She was a major figure in the women’s suffrage movement: She founded the American Equal Rights Association in 1866 with Susan B. Anthony and Elizabeth Cady Stanton. They had a falling out about administrative details, so Stone left and founded the National Woman Suffrage Association in 1869.  In 1890, the two groups combined to become the National American Woman Suffrage Association (NAWSA).

Susan B. Anthony (1820-1906) was a leading suffragist who was arrested for voting in the presidential election in 1872. She and 14 other women cast ballots, but Anthony was the only one taken to trial. President Trump issued her a posthumous pardon on Aug. 18. However, the Susan B. Anthony Museum and House in Rochester, N.Y., rejected the pardon, saying that she would not have accepted that she had done anything wrong. In 1873, Anthony rejected the penalty imposed at her trial and would not pay, saying that paying would have validated the proceedings; accepting a pardon, argued the museum’s executive director, Deborah L. Hughes, would do the same.

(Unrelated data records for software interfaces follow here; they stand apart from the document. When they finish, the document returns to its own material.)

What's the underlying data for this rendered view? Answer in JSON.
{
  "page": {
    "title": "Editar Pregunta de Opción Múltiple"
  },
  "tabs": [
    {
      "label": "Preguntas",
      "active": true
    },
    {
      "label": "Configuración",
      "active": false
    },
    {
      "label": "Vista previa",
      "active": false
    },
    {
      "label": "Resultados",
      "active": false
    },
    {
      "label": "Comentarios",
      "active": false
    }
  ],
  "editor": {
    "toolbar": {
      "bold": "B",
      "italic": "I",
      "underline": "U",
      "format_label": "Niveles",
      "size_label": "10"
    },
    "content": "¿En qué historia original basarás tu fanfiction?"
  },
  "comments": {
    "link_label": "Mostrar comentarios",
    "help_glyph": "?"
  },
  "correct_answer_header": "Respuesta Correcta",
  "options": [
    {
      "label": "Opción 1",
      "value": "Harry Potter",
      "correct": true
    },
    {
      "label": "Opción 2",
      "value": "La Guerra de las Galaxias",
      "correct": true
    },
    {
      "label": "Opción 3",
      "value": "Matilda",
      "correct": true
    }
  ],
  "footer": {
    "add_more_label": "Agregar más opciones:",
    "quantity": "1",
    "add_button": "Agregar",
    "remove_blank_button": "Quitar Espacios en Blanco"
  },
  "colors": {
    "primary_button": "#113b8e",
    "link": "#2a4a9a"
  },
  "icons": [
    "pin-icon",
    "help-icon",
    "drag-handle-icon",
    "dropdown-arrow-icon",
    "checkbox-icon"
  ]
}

Advocates march in October 1917, displaying placards containing the signatures of more than one million New York women demanding the vote.
The New York Times Photo Archives, COURTESY WIKIMEDIA COMMONS


Shirley Cobert, of the League of Women Voters of the Montclair Area, puts the issue succinctly: “If you don’t vote, don’t complain.”


The League, said Cobert, who at 97 has been a member for more than half a century and held many positions, was founded by Carrie Chatman Catt and Emma Smith DeVoe in 1920, the same year the 19th Amendment was ratified. 

“My grandmother went from Long Branch, N.J., to New York to march for the right for women to vote,” Cobert said. 

The League grew out of NAWSA. It is nonpartisan and, in 1974, voted to admit men as members. 

Cobert herself has marched on the mall in Washington for passage of the ERA.  

She emphasized that it’s important to participate in government at all levels.

“We run candidates nights and issue informative sheets, with nonpartisan viewpoints,” she said. “Everyone should be an active participant in the government of their community, state and country.”

Montclair Local ran a virtual candidates forum with the League of Women Voters in April.

Betty Evans, who was the first female township commissioner, was a member of the League, Cobert said.

A stamp commemorating 50 years of women’s suffrage was issued in 1970. COURTESY WIKIMEDIA COMMONS

As registration chair, Cobert would set up tables at the craft shows in Anderson and Brookdale parks and, after the voting age was lowered to 18, at Montclair High School.

“You can’t force someone to vote, but you can give them the opportunity and suggest they do it,” she said. “One of the main reasons for forming the Leagues was to educate the community about issues that are important to that community.” And having the right to vote means people can participate in the community.

Restaino pointed out that while progress has been made, there is more to go to achieve voting access and equity for all. And while women have achieved a great deal, misogyny and injustice based on sex persist.

“The right to vote is precious,” she said. “It’s profoundly important. It’s about really trying to localize collective power.”

A postcard by artist/illustrator (“The Egg Tree”) Katherine Milhouse, 1915, counters the rhetoric that voting will make a woman masculine. COURTESY WIKIMEDIA COMMONS